Finance for Expats & Academics
Resources for bureaucratic and financial matters when moving to a new country
Welcome to ExpatFinance.us!
In this blog, I focus on financial matters, when moving to a new country:
Detailed advice and tips for unusual situations. Finding good information becomes increasingly difficult if the situation is non-standard, which is often the case when internationals need to deal with certain bureaucratic matters. My advice and tips will not cover every situation, but my goal is to allow you to benefit from my experiences and results of often extensive research.
Comprehensive guides on more involved matters. There are other matters, where most or all of the necessary information is available online, but it takes time and effort to collect and interpret this information. This applies particularly to declaring your taxes, where you can find most information in the law or IRS instructions. My goal is to provide guides referring to the respective sources.

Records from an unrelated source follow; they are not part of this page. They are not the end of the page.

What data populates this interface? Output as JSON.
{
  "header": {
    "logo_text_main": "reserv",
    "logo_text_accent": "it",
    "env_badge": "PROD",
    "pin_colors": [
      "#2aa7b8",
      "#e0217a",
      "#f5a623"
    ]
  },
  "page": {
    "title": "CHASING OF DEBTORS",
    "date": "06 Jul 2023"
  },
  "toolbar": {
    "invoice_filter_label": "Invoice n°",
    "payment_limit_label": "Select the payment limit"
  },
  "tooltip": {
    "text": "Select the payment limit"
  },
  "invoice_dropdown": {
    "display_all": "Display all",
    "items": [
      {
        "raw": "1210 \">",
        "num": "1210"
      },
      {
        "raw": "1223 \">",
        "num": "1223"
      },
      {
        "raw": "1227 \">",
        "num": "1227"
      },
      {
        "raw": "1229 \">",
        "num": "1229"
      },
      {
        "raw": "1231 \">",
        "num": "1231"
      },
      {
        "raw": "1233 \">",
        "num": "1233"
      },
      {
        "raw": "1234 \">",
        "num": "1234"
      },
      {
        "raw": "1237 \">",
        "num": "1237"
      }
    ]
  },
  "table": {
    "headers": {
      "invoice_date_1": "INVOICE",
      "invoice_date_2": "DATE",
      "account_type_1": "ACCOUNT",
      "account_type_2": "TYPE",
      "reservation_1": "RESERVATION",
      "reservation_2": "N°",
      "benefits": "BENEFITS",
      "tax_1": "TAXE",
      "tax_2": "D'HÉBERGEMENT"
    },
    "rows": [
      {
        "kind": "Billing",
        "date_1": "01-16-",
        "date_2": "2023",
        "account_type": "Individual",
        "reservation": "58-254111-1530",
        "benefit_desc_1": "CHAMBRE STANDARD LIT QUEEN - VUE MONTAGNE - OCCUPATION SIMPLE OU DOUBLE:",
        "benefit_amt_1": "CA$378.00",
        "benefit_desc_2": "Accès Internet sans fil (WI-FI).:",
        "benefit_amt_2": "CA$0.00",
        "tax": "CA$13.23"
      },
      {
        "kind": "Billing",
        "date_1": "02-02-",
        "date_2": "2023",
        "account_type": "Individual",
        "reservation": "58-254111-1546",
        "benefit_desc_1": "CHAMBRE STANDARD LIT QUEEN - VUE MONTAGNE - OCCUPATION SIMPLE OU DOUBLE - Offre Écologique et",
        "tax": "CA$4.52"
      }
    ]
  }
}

My advice will be particularly useful for graduate students and postdocs in the US (and Germans, in particular) and US Expats (US citizens living abroad). However, most topics apply to a broad audience and I also intend to expand the scope of this blog to more countries, such as Canada, Denmark and Australia in the future.
How to avoid foreign transaction fees. If you have a US credit card with foreign transaction fees (in particular, high cashback cards, such as Chase Freedom or Citi Custom Cash with 5-7.5% cashback on groceries), you can completely avoid these fees by linking them to the free Curve Blue card, available in Europe (and soon also in the US).
Best brokerage account for any expat with US relations. If you have spent time in the US or are a US citizen, you should be eligible to open an Interactive Brokers Lite account with no monthly fees and extremely low trading cost. This is hands-down the best account for anybody moving between countries, because (a) it allows you change tax residency or declare several tax residents, (b) you can typically keep the account even after leaving the US, (c) it allows you to invest in US ETFs from abroad (such as Europe, where it is very difficult to invest in US products, while non-US products are punitively taxed by the IRS) and (d) you can exchange/transfer currency with minimal fees (cheaper than TransferWise/Wise!) and invest without needing to deal with international transfers.
Exchanging currencies with almost zero fees. Moving country often also implies to switch between different currencies. If you need to pay larger amounts (for example, a rent deposit) or want to move your savings to the new country, you will typically need to do an international money transfer and exchange currency. This is often an expensive and intransparent process, but luckily there exist services that are almost for free. If you need to transfer money regularly or large amounts, there are even better ways.
Building a US credit card portfolio. In most countries, credit cards are mostly a necessity for traveling and online purchases. However, the United States has a flourishing market of financial institutions competing for reliable customers and offering perks/bonuses that are unrivaled in most other countries. This includes insurance packages, signup bonuses of 100-1000 USD and cashback/discounts of 1-5% on typical purchases (such as flights). Also check out a suggestions Expat Card Combo.
Liability insurance for US car rentals. Renting a car in the US is very cheap, but buying extra liability insurance can add another 10-20 USD per rental day. When renting regularly, it becomes quickly cheaper to sign up for a general rental car insurance. Unfortunately, those are very expensive in the US, but there are several reputable international insurers (for example, Allianz) which have much more affordable policies if you know what to look for.
US taxes and German taxes when moving. Moving from one country to another typically implies a change of tax residence. If the move happens mid-year, one often has to deal with tax obligations in both countries. Tax treaties help to avoid unfair double taxation and sometimes even lead to financial advantages. We review various important aspects that one should consider.
Declaring losses as German student (Studentische Steuererklärung, Absetzung von Studienkosten). This topic is only relevant to tax residents in Germany, even if they temporarily study abroad (such as completing a Master, PhD, LLM, MBA etc.).
I am Lucas. Originally from Germany, I studied in Canada, taught mathematics in Senegal, did my PhD in the US and worked in Denmark and Australia. Above list only shows a few examples of topics that I will discuss on this blog. I am trying to continuously expand. Your feedback is very welcome at ExpatFinance.firstname.lastname@example.org.